“You very quickly got kind of wrapped up in the joke of it all. They were all so desperate to see if they could talk to the great man,” he said.
In news more of the moment, the release of the unfortunately named iPad (which Ian Chipman is quite excited about) has prompted people to publish articles about e-books almost as fast as it’s possible to read them. The iPad’s effect on the market does seem to provide a welcome check and balance on the seeming dominance of the Kindle, and even emboldened publisher Macmillan to push back with a proposed new pricing model–a move that caused Amazon to remove the “Buy” buttons from Macmillan’s books.
But, amidst all the swirling heat and dust of battle, the most interesting article about the iPad took an entirely different tack. Writing in the New York Observer, Lee Siegel concerned himself not with price points and market share but with the very nature of the beast, explaining “Why the iPad Is Actually a theyPad“:
The keyboard-weak, camera-less iPad simply won’t allow you to easily construct a blog, make a video or comfortably make extensive revisions to your Facebook profile. The new gadget exists solely as an instrument of the new digital hierarchy, which has to create new passive audiences in order to survive, just the way the old hierarchy did.
Siegel is, of course, the guy who pseudonymously defended himself on his own blog, so readers may take his thoughts on Web 2.0 with a large grain of salt. But he provides an important reminder that we need to think big thoughts about the latest, greatest gadgets, even while we’re slavering over their cool new features.
In a similar vein but striking a different note, Adam Penenberg wrote, pre-iPad launch, that the “e-book . . . is, at best, a stopgap measure” (“Forget E-Books: The Future of the Book Is Far More Interesting,” Fast Company):
A visionary author could push the boundaries and re-imagine these books in wholly new ways. A novelist could create whole new realities, a pastiche of video and audio and words and images that could rain down on the user, offering metaphors for artistic expressions. Or they could warp into videogame-like worlds where readers become characters and through the expression of their own free will alter the story to fit. They could come with music soundtracks or be directed or produced by renowned documentarians. They could be collaborations or one-woman projects.
Visionary, perhaps, but also requiring a complete redefinition of the phrase ”writing a novel.”
And it’s been awhile since we had a good publisher screwup: Bloomsbury USA faced ire for putting a white girl on the cover of Jaclyn Dolamore’s Magic Under Glass, which has a dark-skinned heroine. (“Bloomsbury USA faces another race row over book cover,” by Alison Flood, Guardian). An honest mistake?

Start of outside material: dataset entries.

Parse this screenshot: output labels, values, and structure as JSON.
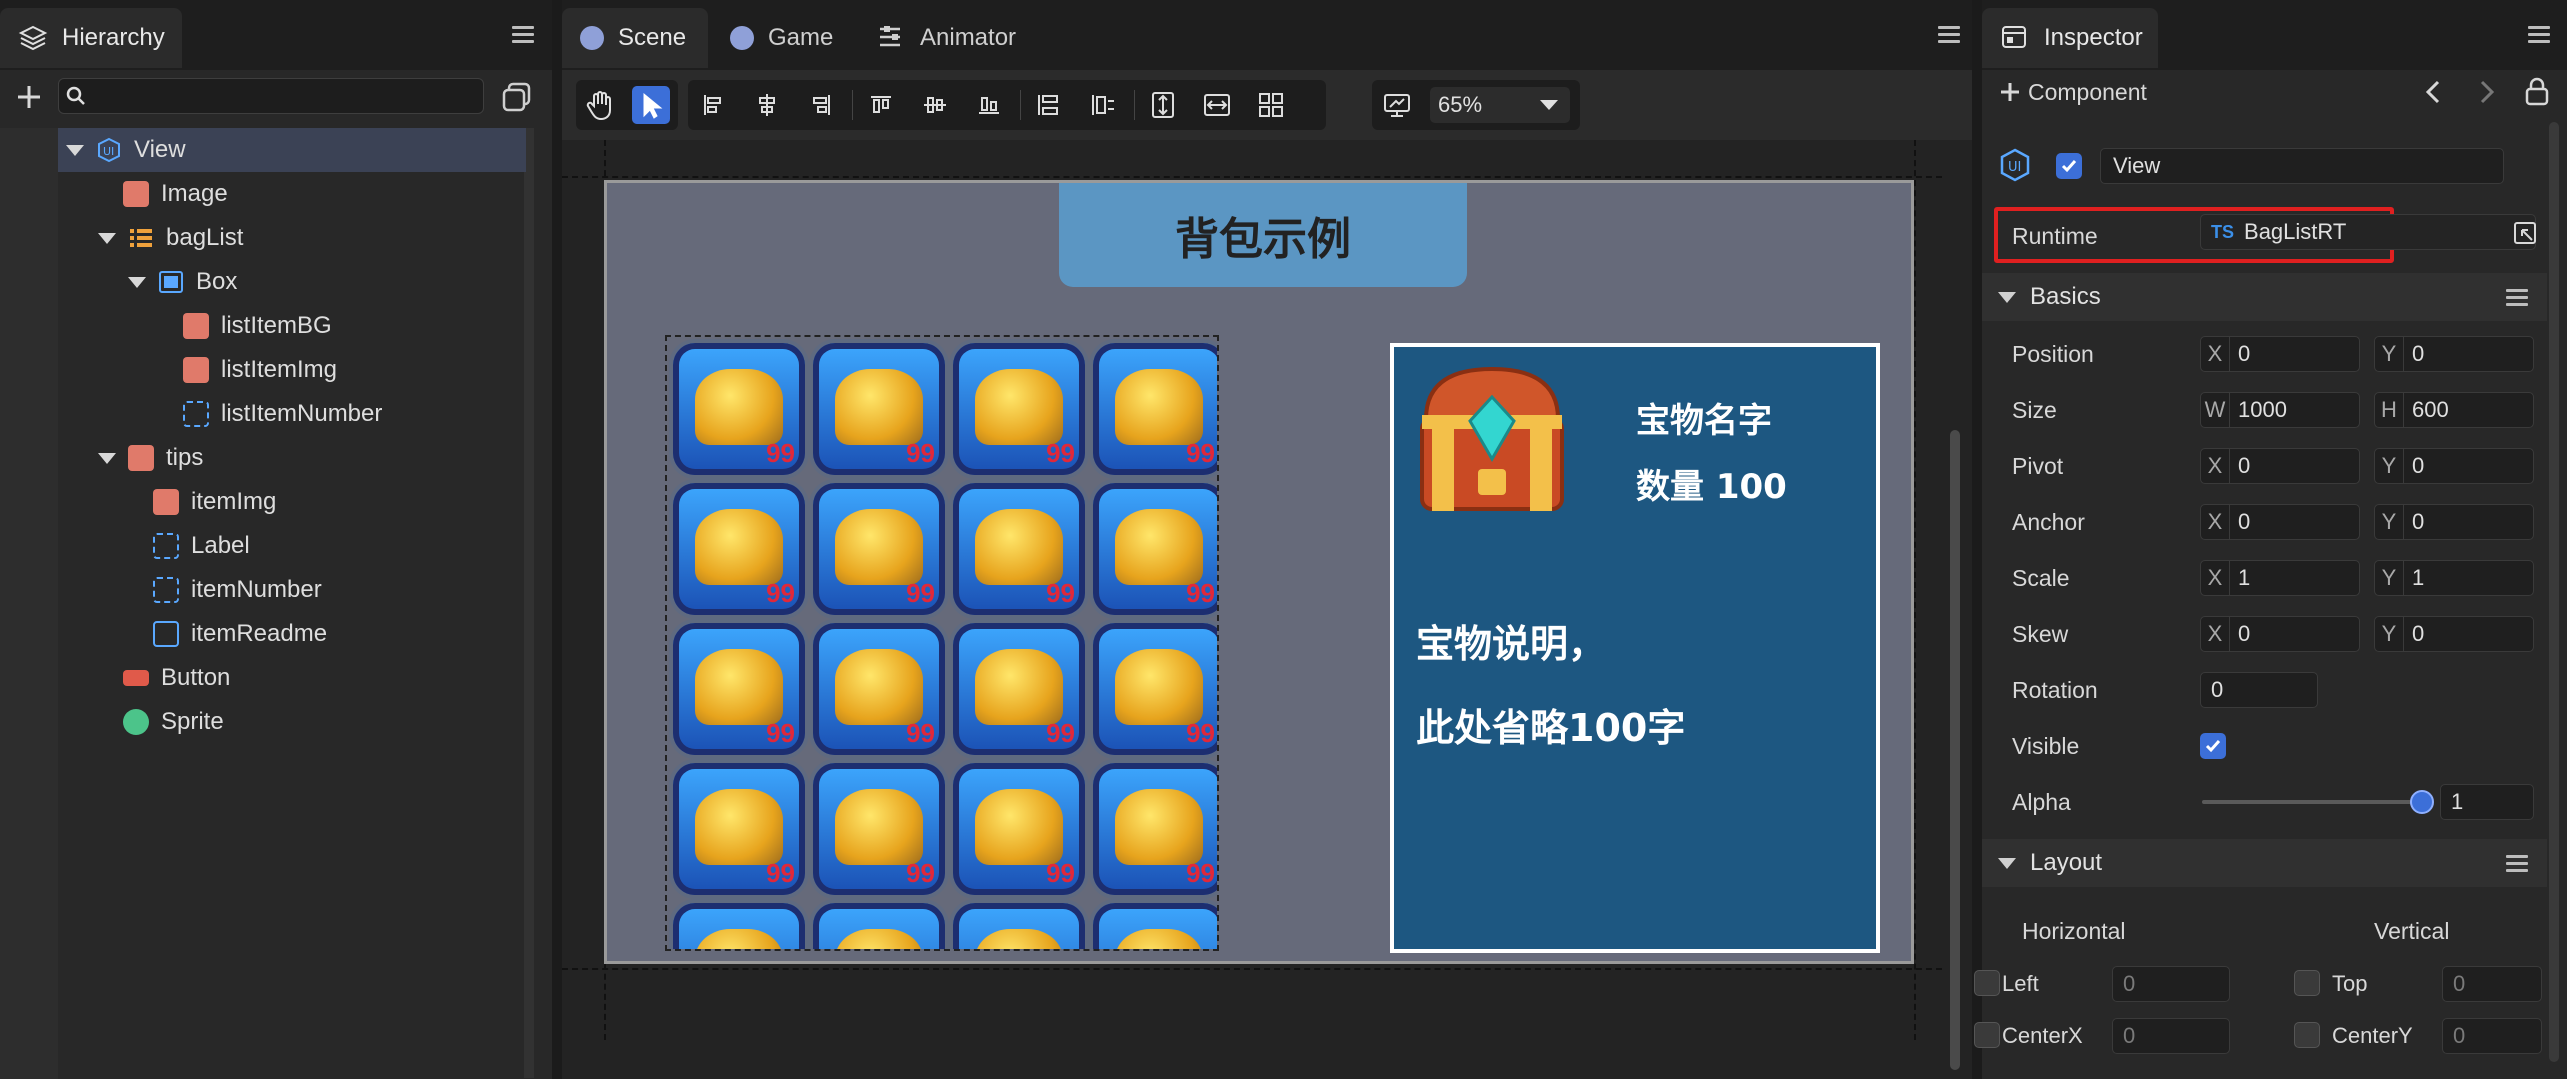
{
  "hierarchy": {
    "tab": "Hierarchy",
    "search_placeholder": "",
    "nodes": [
      {
        "label": "View"
      },
      {
        "label": "Image"
      },
      {
        "label": "bagList"
      },
      {
        "label": "Box"
      },
      {
        "label": "listItemBG"
      },
      {
        "label": "listItemImg"
      },
      {
        "label": "listItemNumber"
      },
      {
        "label": "tips"
      },
      {
        "label": "itemImg"
      },
      {
        "label": "Label"
      },
      {
        "label": "itemNumber"
      },
      {
        "label": "itemReadme"
      },
      {
        "label": "Button"
      },
      {
        "label": "Sprite"
      }
    ]
  },
  "scene": {
    "tabs": [
      {
        "label": "Scene"
      },
      {
        "label": "Game"
      },
      {
        "label": "Animator"
      }
    ],
    "zoom": "65%",
    "stage": {
      "title": "背包示例",
      "item_number": "99",
      "item_name": "宝物名字",
      "item_count": "数量 100",
      "desc_line1": "宝物说明，",
      "desc_line2": "此处省略100字"
    }
  },
  "inspector": {
    "tab": "Inspector",
    "component_label": "Component",
    "node_name": "View",
    "runtime_label": "Runtime",
    "runtime_badge": "TS",
    "runtime_value": "BagListRT",
    "basics_title": "Basics",
    "position": {
      "label": "Position",
      "x": "0",
      "y": "0"
    },
    "size": {
      "label": "Size",
      "w": "1000",
      "h": "600"
    },
    "pivot": {
      "label": "Pivot",
      "x": "0",
      "y": "0"
    },
    "anchor": {
      "label": "Anchor",
      "x": "0",
      "y": "0"
    },
    "scale": {
      "label": "Scale",
      "x": "1",
      "y": "1"
    },
    "skew": {
      "label": "Skew",
      "x": "0",
      "y": "0"
    },
    "rotation": {
      "label": "Rotation",
      "value": "0"
    },
    "visible_label": "Visible",
    "alpha": {
      "label": "Alpha",
      "value": "1",
      "level": 1
    },
    "layout_title": "Layout",
    "horizontal": "Horizontal",
    "vertical": "Vertical",
    "left": {
      "label": "Left",
      "value": "0"
    },
    "top": {
      "label": "Top",
      "value": "0"
    },
    "centerx": {
      "label": "CenterX",
      "value": "0"
    },
    "centery": {
      "label": "CenterY",
      "value": "0"
    },
    "axis": {
      "x": "X",
      "y": "Y",
      "w": "W",
      "h": "H"
    }
  },
  "colors": {
    "accent": "#3c6fd8",
    "selection": "#3b4255",
    "highlight_border": "#e02020"
  }
}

Well, they did the same thing last year on Justine Larbalestier’s Liar. Those who cannot remember the mistakes of the past et cetera et cetera et cetera.
But author feuds are ever so much more fun! Fightin’ Martin Amis has proved that bold words sell newspapers, at least in Britain (“Martin Amis in new row over ‘euthanasia booths’,” by Caroline Davies, Guardian).
Now 60, Amis has picked a fight with the grey power of Britain’s ageing population, calling for euthanasia “booths” on street corners where they can terminate their lives with “a martini and a medal”.
Came one response:
“What are these death booths? Are they going to be a kind of superloo where you put in a couple of quid and get a lethal cocktail?”
Came another: Joan Brady, calling Amis an “aging provocateur” and quoting Shirley Maclaine, writes:
“You think it’s not going to happen to you,” she said, shaking her finger at the grinning younger man in the chair opposite her. “You just wait. It is going to happen.”
But, to be fair, Amis, who is a granddad, isn’t whistling in the dark. He had already said, “Well, I’m not a million miles away from that myself.”